BostonBeau From United States of America, joined Sep 2000, 462 posts, RR: 0
Reply 13, posted (8 years 12 months 4 days 22 hours ago) and read 2427 times:
When I first started traveling, on TWA from Boston, I could fly nontop to London, Paris, Rome, Lisbon, Los Angeles, San Francisco, Denver, Chicago, Cincinnati, Columbus, Dayton and probably more cities I have forgotten. During the last days of TWA, I could only have flown to St. Louis on TWA. Now, to my mind, why did TWA give up all those nonstop routes full of people, and force everyone to change planes in St. Louis? St. Louis might be fine if I wanted to connect to a smaller city in the West, but why would I choose TWA if I were going to one of the larger cities someone else has nonstop service to? I could have understood their adding flights to the hub, to provide connections to smaller cities or more frequencies, but they replaced long distance point to point flights with the hub flights.
DAYflyer From United States of America, joined Sep 2004, 3807 posts, RR: 3
Reply 14, posted (8 years 12 months 4 days 22 hours ago) and read 2384 times:
Perhaps to a degree they did hurt the legacy carriers. In my opinion, they became over-reliant on them and failed to implement enough point-to-point services. It seemed for some time if you lived anywhere but one of the hub cities, you almost never got non-stop service anywhere. This is where the LCC's stepped in and hurt the legacy cariiers. Cost containment was also an obvious issue for the legacy carriers with the insane union labor contracts.
RamerinianAir From United States of America, joined Nov 2003, 1486 posts, RR: 0
Reply 15, posted (8 years 12 months 4 days 21 hours ago) and read 2364 times:
It seems that the Hub and Spoke method won't work is you are only targeting hlaf of the country. As stated with TWA, travelers that are departing east of STL that need to go East can't be served. This applied for US before their UA codeshare. They had no hawaii service and targeted only about half of the traffic in America. They could only offer PHL, PIT and CLT connections- this is bad for east-west flights.
BNE From Australia, joined Mar 2000, 3168 posts, RR: 12
Reply 17, posted (8 years 12 months 4 days 9 hours ago) and read 2188 times:
Did 'Hub & Spoke' Ops Hurt USA Legacy Airliners?
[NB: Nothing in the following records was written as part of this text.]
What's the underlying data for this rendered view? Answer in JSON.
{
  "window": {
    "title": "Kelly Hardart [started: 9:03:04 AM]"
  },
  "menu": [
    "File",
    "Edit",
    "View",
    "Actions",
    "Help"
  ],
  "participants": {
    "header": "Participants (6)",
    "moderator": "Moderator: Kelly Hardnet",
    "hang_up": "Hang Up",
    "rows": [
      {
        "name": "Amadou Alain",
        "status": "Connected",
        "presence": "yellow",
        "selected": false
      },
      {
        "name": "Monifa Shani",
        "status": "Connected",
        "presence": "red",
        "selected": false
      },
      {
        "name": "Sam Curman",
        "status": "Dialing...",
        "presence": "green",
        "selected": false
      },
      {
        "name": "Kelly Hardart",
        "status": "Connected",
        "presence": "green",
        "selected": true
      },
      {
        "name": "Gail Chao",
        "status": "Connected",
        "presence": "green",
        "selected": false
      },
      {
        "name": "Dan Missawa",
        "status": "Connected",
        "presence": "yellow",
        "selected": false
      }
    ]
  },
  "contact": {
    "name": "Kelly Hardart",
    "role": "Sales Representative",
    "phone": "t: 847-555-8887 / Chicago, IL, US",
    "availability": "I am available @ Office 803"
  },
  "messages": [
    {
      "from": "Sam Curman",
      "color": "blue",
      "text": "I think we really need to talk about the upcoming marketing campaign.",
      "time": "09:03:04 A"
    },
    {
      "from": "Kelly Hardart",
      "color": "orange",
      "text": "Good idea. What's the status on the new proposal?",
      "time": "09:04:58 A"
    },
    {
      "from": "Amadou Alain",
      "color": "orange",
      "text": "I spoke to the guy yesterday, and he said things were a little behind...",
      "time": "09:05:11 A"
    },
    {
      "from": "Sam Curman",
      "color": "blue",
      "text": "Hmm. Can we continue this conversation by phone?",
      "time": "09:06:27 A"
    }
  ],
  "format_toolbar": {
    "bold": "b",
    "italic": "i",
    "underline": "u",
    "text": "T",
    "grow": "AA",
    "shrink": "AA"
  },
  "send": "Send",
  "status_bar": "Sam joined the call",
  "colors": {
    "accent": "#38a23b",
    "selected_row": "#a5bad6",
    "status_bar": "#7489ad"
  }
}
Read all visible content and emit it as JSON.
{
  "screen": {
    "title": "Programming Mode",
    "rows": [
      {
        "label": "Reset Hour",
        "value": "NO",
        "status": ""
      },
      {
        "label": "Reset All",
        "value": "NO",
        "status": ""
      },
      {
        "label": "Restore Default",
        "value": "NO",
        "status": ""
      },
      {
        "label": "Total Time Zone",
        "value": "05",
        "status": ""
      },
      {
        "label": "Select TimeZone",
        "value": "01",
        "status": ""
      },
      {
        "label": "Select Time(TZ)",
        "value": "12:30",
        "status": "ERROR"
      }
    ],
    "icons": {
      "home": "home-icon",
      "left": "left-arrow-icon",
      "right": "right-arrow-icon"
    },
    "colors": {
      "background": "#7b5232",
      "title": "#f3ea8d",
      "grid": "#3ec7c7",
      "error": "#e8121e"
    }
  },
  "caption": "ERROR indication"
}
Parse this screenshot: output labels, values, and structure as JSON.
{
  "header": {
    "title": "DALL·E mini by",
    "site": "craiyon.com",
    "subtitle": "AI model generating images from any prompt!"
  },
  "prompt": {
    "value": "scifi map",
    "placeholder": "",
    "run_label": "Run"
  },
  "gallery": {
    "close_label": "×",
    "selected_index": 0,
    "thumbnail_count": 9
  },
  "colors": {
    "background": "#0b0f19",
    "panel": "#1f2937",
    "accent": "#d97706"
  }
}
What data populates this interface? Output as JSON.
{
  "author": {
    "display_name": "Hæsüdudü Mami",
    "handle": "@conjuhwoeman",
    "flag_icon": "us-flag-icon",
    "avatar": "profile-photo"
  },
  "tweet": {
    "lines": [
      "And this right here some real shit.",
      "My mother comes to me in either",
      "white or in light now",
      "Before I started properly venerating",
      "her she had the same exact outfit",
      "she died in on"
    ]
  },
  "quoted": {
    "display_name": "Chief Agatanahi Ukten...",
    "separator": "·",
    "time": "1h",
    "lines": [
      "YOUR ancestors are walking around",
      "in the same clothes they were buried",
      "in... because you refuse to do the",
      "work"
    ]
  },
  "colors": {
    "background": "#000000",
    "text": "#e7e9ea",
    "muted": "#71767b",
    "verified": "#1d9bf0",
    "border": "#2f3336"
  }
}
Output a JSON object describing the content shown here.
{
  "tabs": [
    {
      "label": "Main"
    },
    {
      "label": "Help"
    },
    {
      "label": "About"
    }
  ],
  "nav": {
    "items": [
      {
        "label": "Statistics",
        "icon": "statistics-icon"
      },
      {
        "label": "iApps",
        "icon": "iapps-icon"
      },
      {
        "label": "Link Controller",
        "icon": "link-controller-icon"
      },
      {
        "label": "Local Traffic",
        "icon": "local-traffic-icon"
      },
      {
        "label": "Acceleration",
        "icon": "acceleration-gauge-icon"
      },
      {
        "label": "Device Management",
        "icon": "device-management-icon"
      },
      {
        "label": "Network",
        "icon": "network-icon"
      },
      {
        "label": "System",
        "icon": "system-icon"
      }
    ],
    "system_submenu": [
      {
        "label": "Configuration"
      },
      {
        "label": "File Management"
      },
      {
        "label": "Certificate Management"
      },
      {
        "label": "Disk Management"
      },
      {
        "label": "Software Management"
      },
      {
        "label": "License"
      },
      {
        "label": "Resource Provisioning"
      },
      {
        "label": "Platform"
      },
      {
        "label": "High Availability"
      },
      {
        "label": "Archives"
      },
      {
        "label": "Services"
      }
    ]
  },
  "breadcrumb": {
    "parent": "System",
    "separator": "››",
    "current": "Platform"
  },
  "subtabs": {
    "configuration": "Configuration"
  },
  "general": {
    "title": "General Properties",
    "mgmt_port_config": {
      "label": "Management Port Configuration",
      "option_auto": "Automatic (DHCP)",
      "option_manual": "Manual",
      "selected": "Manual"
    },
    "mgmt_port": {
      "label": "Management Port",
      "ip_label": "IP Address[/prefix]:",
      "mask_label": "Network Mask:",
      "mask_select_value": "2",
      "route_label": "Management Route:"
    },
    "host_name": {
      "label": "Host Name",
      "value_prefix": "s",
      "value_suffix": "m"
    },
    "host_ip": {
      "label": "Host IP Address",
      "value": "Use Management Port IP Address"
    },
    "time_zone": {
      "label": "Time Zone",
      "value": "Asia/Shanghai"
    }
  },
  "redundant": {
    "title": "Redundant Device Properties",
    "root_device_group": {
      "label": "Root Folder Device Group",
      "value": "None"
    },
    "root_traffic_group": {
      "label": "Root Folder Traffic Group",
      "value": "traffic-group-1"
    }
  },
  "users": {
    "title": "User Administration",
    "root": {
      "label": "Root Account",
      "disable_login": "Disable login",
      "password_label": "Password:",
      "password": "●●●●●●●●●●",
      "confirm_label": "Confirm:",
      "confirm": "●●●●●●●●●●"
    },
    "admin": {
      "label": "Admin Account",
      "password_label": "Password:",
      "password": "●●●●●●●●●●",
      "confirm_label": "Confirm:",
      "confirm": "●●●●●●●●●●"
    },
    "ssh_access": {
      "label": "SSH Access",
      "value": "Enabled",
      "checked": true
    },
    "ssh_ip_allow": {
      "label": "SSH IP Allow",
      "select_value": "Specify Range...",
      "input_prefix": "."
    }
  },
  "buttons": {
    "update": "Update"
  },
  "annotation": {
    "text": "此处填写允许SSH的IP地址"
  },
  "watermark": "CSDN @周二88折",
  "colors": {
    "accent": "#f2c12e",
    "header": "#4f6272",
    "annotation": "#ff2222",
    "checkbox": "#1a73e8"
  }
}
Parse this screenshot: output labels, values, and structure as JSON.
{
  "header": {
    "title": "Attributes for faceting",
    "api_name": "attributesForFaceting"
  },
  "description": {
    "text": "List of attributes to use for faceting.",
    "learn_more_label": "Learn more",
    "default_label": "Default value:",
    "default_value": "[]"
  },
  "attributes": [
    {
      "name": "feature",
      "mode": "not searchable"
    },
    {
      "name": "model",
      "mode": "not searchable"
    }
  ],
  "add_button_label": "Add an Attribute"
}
What needed to change was the way it was operated.
Airlines setting up a hub were able to give potential passengers a large number of choices of city pairs. The more flights and cities that were added the more choices available to customers.
In the past the Computer CRS was the way travel agents selected flights for customers. The CRS would show the available options between 2 potential city pairs, with the city pair with the quickest trip being shown first. Airlines realised that customers would choose flights based on the shortest journey, so airlines scheduled flights in banks, thus shortening the trip.
What happened since 2000 is that customers were choosing flights based on the air fare paid, and that most customers would select the cheapest price.
The banked hub structure created times of high demand so more resources were needed in times of the bank.
By depeaking the hub they were able to use resources more efficiently and this lowering costs allows the airlines to sell tickets cheaper allowing the hub to still have the large number of available city pairs.
The connection times for customers may be longer but as price is now the most important selection criteria when choosing a flight and so airlines are able to use there resources to better use.